What does this mean for the private rented sector?

If legislation is passed, the additional cost pressures placed on landlords – which come on top of rising mortgage costs, changes to mortgage interest relief and the erosion of capital gains tax allowances – may lead some landlords to look to rationalise portfolios or leave the sector entirely.

According to the results of a survey from the National Residential Landlords Association (NRLA), a third of buy-to-let landlords expect to sell some of their properties this year. That reading marks the highest level of planned divestment in more than six years. That’s up from the latest English Private Landlord Survey (EPLS) in 2021 which found that 12% were planning to decrease the number of rental properties owned with 10% planning to sell all their rental properties.

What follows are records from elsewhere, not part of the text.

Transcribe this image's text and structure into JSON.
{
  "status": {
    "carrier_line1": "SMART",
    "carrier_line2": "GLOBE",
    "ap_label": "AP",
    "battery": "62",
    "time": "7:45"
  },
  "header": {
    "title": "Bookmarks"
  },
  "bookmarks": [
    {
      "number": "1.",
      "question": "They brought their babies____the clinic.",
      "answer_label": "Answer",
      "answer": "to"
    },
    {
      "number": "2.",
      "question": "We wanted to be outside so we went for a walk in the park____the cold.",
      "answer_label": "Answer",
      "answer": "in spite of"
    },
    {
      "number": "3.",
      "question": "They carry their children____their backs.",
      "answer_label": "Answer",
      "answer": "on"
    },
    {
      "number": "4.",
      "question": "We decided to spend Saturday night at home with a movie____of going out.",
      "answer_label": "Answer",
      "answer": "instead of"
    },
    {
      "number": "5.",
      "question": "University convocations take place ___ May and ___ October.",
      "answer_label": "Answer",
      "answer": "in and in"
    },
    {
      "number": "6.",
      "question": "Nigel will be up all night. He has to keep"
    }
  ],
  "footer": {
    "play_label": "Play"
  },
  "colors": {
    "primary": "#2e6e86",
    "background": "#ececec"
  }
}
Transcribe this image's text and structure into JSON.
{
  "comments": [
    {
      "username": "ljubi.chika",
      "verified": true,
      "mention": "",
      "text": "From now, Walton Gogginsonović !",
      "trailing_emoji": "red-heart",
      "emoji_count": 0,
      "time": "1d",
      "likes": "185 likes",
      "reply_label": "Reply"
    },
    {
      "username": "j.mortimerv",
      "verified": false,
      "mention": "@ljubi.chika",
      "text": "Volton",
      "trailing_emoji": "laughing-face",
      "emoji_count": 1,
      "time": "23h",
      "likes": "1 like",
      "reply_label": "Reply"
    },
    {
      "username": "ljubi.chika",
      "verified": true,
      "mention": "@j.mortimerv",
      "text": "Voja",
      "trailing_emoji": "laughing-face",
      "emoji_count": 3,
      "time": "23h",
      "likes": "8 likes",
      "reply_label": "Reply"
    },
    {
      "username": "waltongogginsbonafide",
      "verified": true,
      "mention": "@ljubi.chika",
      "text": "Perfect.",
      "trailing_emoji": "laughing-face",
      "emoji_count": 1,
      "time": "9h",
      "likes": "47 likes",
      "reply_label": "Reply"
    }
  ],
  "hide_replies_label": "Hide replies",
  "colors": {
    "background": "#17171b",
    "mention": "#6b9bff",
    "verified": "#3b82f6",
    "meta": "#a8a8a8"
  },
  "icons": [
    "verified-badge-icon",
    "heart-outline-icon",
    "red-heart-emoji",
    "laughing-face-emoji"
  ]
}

Regulatory measures are a key driver for those decisions. In the EPLS, of those looking to exit, 55% cited recent legislative changes (e.g. to benefits, tax relief and stamp duty) followed by 53% selecting forthcoming legislative changes (e.g. the changes to section 21 evictions) as reasons.

The changes may well also lead to a shift in investor behaviour, with demand for newer more energy efficient homes likely to rise, as these properties typically carry much better EPC ratings and lower energy cost for tenants.

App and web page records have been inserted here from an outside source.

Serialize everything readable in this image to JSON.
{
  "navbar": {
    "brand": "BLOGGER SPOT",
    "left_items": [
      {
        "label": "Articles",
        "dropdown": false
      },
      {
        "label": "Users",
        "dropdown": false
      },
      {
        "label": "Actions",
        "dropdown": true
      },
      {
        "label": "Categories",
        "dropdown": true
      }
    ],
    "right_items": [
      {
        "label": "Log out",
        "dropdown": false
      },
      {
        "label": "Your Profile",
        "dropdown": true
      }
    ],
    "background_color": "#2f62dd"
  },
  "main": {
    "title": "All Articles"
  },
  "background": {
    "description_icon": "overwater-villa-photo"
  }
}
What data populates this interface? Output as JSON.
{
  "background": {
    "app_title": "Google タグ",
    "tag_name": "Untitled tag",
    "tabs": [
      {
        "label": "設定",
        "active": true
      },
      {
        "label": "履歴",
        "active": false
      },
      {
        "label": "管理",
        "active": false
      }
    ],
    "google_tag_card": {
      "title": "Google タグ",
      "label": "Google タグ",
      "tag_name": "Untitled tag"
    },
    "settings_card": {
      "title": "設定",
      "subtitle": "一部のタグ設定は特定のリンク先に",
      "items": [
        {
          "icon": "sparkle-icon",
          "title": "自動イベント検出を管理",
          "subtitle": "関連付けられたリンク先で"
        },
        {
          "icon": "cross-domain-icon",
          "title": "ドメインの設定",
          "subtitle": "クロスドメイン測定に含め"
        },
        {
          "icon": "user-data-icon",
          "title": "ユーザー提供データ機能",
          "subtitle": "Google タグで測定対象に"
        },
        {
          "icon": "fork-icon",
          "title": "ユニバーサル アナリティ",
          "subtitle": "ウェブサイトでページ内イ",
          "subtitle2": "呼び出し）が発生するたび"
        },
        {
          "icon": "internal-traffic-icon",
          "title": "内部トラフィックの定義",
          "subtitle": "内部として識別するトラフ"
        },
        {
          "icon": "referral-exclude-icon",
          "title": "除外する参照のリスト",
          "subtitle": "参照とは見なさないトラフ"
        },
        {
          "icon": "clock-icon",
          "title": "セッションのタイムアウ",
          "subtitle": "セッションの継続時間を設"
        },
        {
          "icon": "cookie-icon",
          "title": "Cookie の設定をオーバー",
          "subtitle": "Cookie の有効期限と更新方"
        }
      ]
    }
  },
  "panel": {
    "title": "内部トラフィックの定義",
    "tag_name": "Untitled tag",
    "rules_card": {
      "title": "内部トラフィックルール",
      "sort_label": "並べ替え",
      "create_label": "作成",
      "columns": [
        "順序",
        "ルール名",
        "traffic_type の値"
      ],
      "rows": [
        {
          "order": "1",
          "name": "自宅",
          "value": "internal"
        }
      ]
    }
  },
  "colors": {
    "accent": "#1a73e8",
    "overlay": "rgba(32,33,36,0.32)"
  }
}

Could landlords recover their costs?

Some 13% of renters are willing to pay a premium for a low carbon property, according to Legal & General research. However, using ONS statistics on average rents in the PRS, half of English Local Authorities the average annual rent is below £10,000 – the proposed cost cap, with 40% below the average £9,260 to upgrade. These areas (especially where more than 60% of PRS stock is EPC D or below) could be a particular pinch point for retrofit and see more landlords potentially look to exit the sector (see map below).

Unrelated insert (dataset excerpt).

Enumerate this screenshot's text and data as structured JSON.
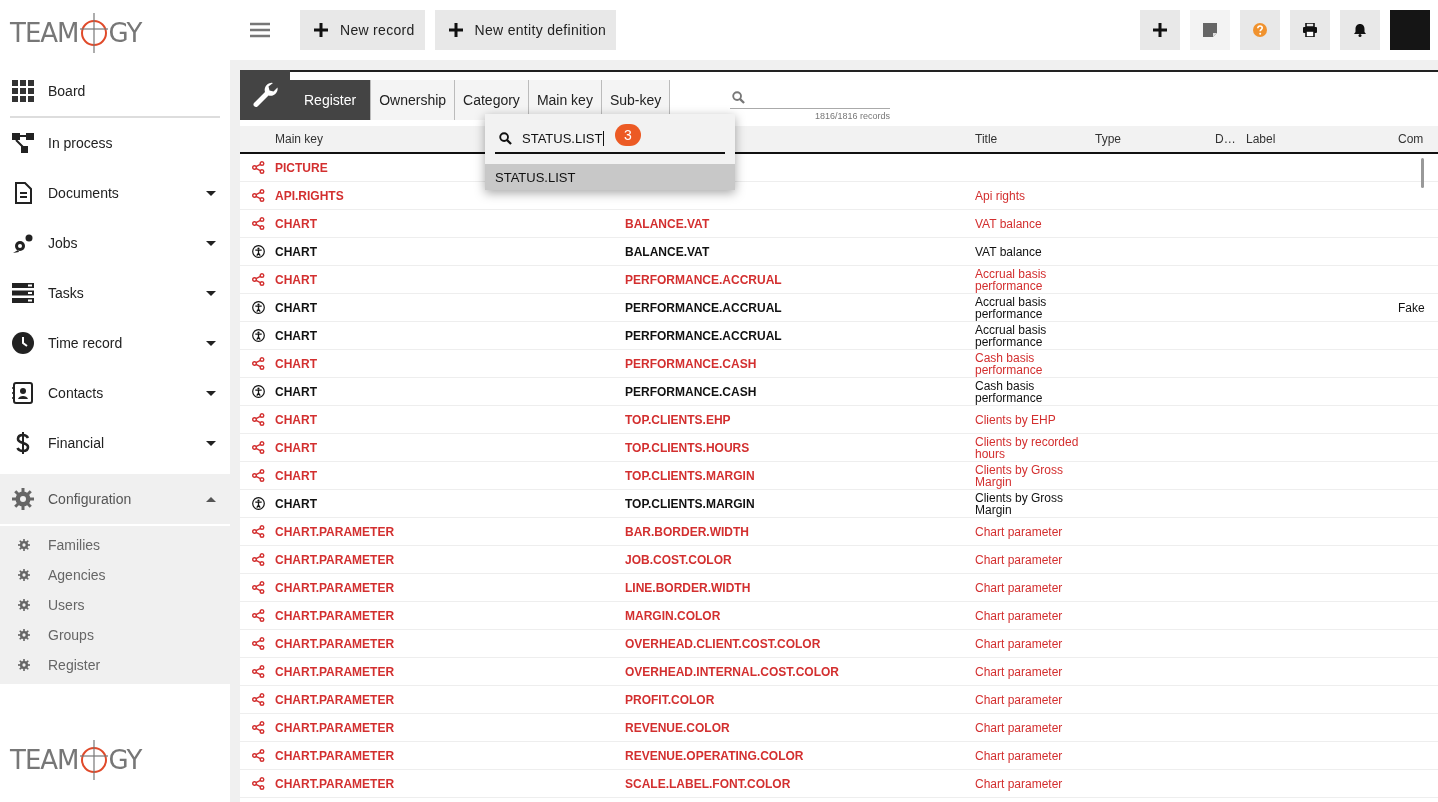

There could be a growing premium attached if the transparency over potential benefits were made clearer. The Skidmore Review, for example, advocates for landlords to include an ‘average bill cost’ alongside EPC ratings when letting out properties – to assist renters in “understanding what costs to expect, while also helping to put a premium on energy efficient homes”.

Currently there is a knowledge gap for renters. Only one in three consumers ‘clearly’ understand EPCs for determining energy efficiency, according to Legal & General research. Further to which almost half of tenants are unsure about the EPC band of the property they reside in, according to NRLA.

Yet there are potentially considerable energy savings, as previously mentioned, with our analysis of new-build homes, typically in higher EPC bandings, showing an average 56% saving on annual energy costs. Indeed, our calculations on energy cost savings suggest moving from a D to a C rated property could save nearly £400 per year at current costs, climbing to just shy of £1,000 for those jumping two bands from E to C. This could potentially represent a total energy cost saving of up to £1.8 billion.

For those looking to exit the sector in the medium to longer terms there is an additional value uplift over and above local house price growth for those improving energy performance. Our previous analysis found this ranged from 3% (equivalent to £9,003) for those moving one band from EPC D to C to 19.6% (£64,444) for those moving from F/G.

Despite the potential impact most landlords are unaware of what’s coming. A survey conducted in summer 2022 found that 57% of landlords were either unaware or unsure about the proposed changes, according to the NRLA.

Even existing legislation presents a knowledge gap – the EPLS 2021 survey found that nearly two-thirds (64%) of landlords were aware of the regulation which came into effect in 2020 with full understanding of the details. Yet 22% were aware but did not understand the details and the remaining 15% were not aware of the energy efficiency legal requirement at all.

Whilst there is no exact clarity on what regulation will be coming for landlords, or indeed when, there seems to be only one direction and urgency for action. Not only was this highlighted by the IPCC in March, but the National Infrastructure Commission also recommended a tightening of standards in the private rental sector only serving to strengthen the likelihood and pace of implementation.

Article by:

Flora Harley

Knight Frank